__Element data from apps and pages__
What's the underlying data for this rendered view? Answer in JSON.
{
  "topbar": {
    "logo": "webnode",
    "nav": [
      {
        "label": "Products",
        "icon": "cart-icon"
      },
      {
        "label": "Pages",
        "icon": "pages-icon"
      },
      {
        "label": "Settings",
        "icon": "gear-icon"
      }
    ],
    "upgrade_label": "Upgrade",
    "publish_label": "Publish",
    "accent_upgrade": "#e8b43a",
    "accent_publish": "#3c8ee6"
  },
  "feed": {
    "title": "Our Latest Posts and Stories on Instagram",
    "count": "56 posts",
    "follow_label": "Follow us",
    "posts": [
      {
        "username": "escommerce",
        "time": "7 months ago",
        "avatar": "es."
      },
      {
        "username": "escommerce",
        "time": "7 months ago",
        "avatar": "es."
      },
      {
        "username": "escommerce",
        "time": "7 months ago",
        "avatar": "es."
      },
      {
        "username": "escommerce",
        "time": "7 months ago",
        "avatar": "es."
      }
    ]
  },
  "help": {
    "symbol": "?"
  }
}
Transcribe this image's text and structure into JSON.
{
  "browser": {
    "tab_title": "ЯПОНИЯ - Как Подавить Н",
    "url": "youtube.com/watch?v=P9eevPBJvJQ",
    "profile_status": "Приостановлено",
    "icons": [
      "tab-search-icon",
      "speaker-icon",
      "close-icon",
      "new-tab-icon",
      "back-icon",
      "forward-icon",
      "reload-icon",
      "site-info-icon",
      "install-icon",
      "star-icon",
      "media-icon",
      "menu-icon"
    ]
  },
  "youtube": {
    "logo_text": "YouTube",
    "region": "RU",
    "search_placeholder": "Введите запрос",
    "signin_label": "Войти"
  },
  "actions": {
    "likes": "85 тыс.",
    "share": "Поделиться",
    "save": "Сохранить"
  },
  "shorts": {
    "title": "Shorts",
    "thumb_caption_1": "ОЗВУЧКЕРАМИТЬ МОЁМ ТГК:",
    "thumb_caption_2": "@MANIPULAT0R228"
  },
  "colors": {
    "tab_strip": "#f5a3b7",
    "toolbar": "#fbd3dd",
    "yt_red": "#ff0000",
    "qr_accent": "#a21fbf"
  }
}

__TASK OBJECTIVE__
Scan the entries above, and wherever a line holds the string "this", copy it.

__EXPECTED OUTPUT__
What's the underlying data for this rendered view? Answer in JSON.
Transcribe this image's text and structure into JSON.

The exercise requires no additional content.